Their once-tight relationship was fractured forever by A-Rod putting money first. Back in the late '90s they were almost inseparable, two young, gifted and gene-blessed ballplayers who killed on the field and in the nightclubs. "Blood brothers" is how A-Rod described them. Their friendship was even considered too tight for some: In August of 1999 Jeter and A-Rod stood and joked and playfully held each other's jersey while their teammates on the Yankees and Mariners began to scuffle, and a Yankee scrub named Chad Curtis later called Jeter out. But nothing came between the two players until A-Rod did Curtis one better by telling Esquire magazine in the now-infamous interview that he was worth more money than Jeter: "You go to New York, you wanna stop Bernie (Williams) and (Paul) O'Neill. You never say `Don't let Derek beat you.' He's never your concern."

Even if he felt that way about A-Rod, Jeter would never have said it. He wasn't raised that way. Jeter is so respectful about his family -- and mindful about his image -- that they became the foundation that kept him in check when he became a star at age 20. (Legend has it that after a star-struck Jeter brought Mariah Carey home to meet the family, he eventually broke off the relationship when she didn't get the unanimous vote.) The temptation faced by Jeter in New York on a daily basis was surely unreal, and yet the next time you hear about him being involved in a serious scandal will be the first.
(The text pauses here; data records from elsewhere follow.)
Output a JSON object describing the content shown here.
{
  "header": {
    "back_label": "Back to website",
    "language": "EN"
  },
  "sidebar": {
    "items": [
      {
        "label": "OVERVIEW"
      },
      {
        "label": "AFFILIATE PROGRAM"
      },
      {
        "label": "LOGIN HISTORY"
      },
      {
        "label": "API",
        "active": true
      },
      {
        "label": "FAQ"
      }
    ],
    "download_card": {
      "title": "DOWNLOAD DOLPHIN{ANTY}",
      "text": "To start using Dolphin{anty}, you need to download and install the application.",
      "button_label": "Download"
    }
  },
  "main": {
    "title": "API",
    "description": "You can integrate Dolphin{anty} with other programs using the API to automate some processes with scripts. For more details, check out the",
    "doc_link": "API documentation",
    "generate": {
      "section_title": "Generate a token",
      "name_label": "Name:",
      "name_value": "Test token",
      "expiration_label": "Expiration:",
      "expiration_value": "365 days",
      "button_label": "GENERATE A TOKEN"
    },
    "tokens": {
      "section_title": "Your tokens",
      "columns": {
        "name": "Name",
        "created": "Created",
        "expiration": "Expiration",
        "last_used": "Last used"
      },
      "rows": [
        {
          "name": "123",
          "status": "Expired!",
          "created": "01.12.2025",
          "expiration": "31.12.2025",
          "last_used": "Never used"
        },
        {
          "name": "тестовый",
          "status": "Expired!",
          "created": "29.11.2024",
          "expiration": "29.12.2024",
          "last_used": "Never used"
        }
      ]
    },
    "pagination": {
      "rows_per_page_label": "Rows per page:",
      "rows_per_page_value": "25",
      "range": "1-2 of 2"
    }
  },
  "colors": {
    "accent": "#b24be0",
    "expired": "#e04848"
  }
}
A-Rod never followed such principles, and while it's not an excuse, he never had to answer to anyone. Everything revolved around him and his ego, which was considerable then and now and needed to be fed constantly. It convinced him that he had to have the best of everything and be the best at everything, and so his contract had to be bigger than anyone's and his legacy, too, even if it meant using steroids to achieve both.

When A-Rod found the pull of gravity and age too hard to fight and saw his performance dip toward the ordinary, he went back to an old friend. And we don't mean Jeter. Eventually, the Biogenesis case against A-Rod will come to light, and the details will likely confirm the rumors about how deep A-Rod was involved. He couldn't deal with mortality and injury quite like Jeter.

After the 2010 season there was a minor uproar about Jeter and his declining numbers. He was 36 and struggling at the plate, in the field and with his body. His All-Star appearance seemed like a lifetime achievement gift. Even more insulting to him, the Yankees asked Jeter to take a $7 million pay cut a few years after they gave A-Rod the largest contract (and now one of the clunkiest) in professional team sports history.

Well, the last two seasons were nothing short of solid redemption for the captain, and last year Jeter finished seventh in the MVP vote and hit .316 at age 38. This year, through all his injuries and re-injuries, he has tried to rehab through hard work and pride.

You wonder what's going through Jeter's mind as he watches the A-Rod disaster flick. Later this year, once his appeal is heard, A-Rod will do at least some time in Bud Selig's penitentiary, and another baseball all-timer will have been beaned by his own ego.

On Monday in Toronto, Jeter and A-Rod shared the field for the first time all season, causing A-Rod to say, "It's been a long time, way too long." A-Rod celebrated the moment by homering, and yet almost nine years to the day, a diving and painful catch by Jeter still trumps that. It wasn't the greatest catch in the history of baseball or the Yankees. And truthfully, the catch itself wasn't the most interesting part of that play.

When the ball was in the air, Alex Rodriguez saw opportunity slip, or rather, he let it slip. And right there, we saw how someone with 650 home runs and over $300 million in career earnings will be haunted by an inability to achieve something that proved to be beyond even his considerable skills.

We saw that Alex Rodriguez could not, then and especially now, be Derek Jeter.